"We expect to be the No. 1 uranium producer in the US this year. We're going to produce about 650,000 lb of uranium this year," he said, with most sold to US electric utilities to be used in nuclear power plants.
"We have the potential to get up to 2 million to 2 1/2 million lb of production annually," he said, with opportunities to boost production of vanadium as well.
The US is not a top uranium producer, however. Kazakhstan, Canada and Australia accounted for more than two-thirds of the 62,366 st produced worldwide in 2016. US output fell to 1,125 st from 1,256 st in 2015.
Moore said his company controls three of the key uranium producing centers in the US: the White Mesa Mill in Utah, Nichols Ranch processing facility in Wyoming, and the Alta Mesa project in Texas. White Mesa is the only conventional uranium mill operating in the US, he said.
"We could get production up to 2 million to 2 1/2 million tons a year in six to 12 months," he said, if prices were sufficiently supportive at $40-$50/lb. Energy Fuels' costs to produce that much uranium would be around $30/lb, he said.
"Today's uranium price of about $20/lb is simply unsustainable."
Energy Fuels believes demand for uranium will increase in the years ahead as nuclear power plays an important role in the country's clean energy strategy.
But prices are suppressed at present and only a handful of uranium miners are operating in the US because the market is oversupplied, he said. Much of the uranium used by US utilities is imported.
While Energy Fuels considers itself primarily a uranium miner, it may start producing more copper as well.
According to Moore, his company has discovered "an extremely high-grade copper resource" at its Canyon mine in northern Arizona.

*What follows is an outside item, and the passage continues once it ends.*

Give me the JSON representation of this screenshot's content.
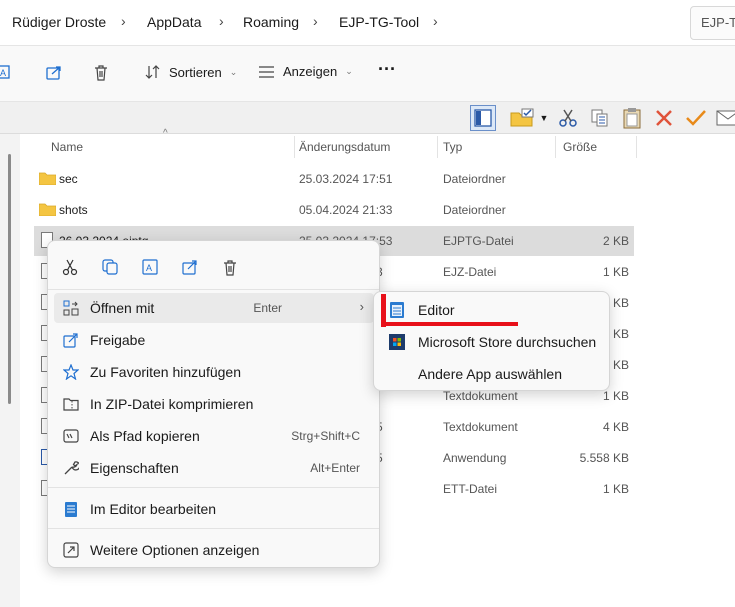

Energy Fuels estimates the mine's reserves include about 2.4 million lb of recoverable uranium and 12 million lb of copper.

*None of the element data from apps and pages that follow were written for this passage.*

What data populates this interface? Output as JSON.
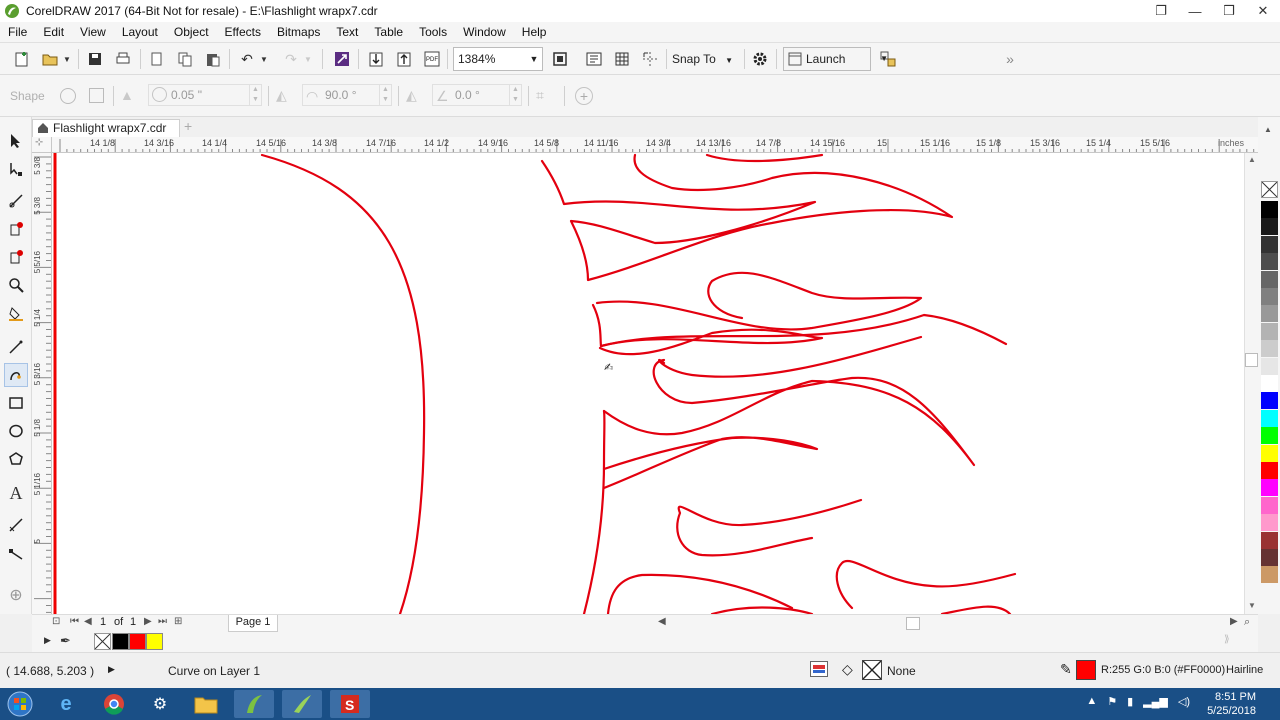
{
  "window": {
    "title": "CorelDRAW 2017 (64-Bit Not for resale) - E:\\Flashlight wrapx7.cdr",
    "controls": [
      "❐",
      "—",
      "❒",
      "✕"
    ]
  },
  "menu": [
    "File",
    "Edit",
    "View",
    "Layout",
    "Object",
    "Effects",
    "Bitmaps",
    "Text",
    "Table",
    "Tools",
    "Window",
    "Help"
  ],
  "toolbar": {
    "zoom_value": "1384%",
    "snap_label": "Snap To",
    "launch_label": "Launch",
    "overflow": "»"
  },
  "propbar": {
    "shape_label": "Shape",
    "outline_width": "0.05 \"",
    "angle": "90.0 °",
    "skew": "0.0 °"
  },
  "document_tab": {
    "name": "Flashlight wrapx7.cdr",
    "add": "+"
  },
  "ruler": {
    "unit": "inches",
    "labels": [
      "14 1/8",
      "14 3/16",
      "14 1/4",
      "14 5/16",
      "14 3/8",
      "14 7/16",
      "14 1/2",
      "14 9/16",
      "14 5/8",
      "14 11/16",
      "14 3/4",
      "14 13/16",
      "14 7/8",
      "14 15/16",
      "15",
      "15 1/16",
      "15 1/8",
      "15 3/16",
      "15 1/4",
      "15 5/16"
    ],
    "vertical_labels": [
      "5 3/8",
      "5 5/16",
      "5 1/4",
      "5 3/16",
      "5 1/8",
      "5 1/16",
      "5"
    ]
  },
  "page_nav": {
    "current": "1",
    "of": "of",
    "total": "1",
    "page_tab": "Page 1"
  },
  "colors": {
    "outline": "#ff0000",
    "palette": [
      "#000000",
      "#1a1a1a",
      "#333333",
      "#4d4d4d",
      "#666666",
      "#808080",
      "#999999",
      "#b3b3b3",
      "#cccccc",
      "#e6e6e6",
      "#ffffff",
      "#0000ff",
      "#00ffff",
      "#00ff00",
      "#ffff00",
      "#ff0000",
      "#ff00ff",
      "#ff66cc",
      "#ff99cc",
      "#993333",
      "#663333",
      "#cc9966"
    ],
    "doc_palette": [
      "#000000",
      "#ff0000",
      "#ffff00"
    ]
  },
  "status": {
    "coords": "( 14.688, 5.203 )",
    "object": "Curve on Layer 1",
    "fill": "None",
    "outline_color": "R:255 G:0 B:0 (#FF0000)",
    "outline_width": "Hairline"
  },
  "taskbar": {
    "time": "8:51 PM",
    "date": "5/25/2018"
  }
}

--Bob Matyi, email@example.com
--Edited by Jason Lindquist, firstname.lastname@example.org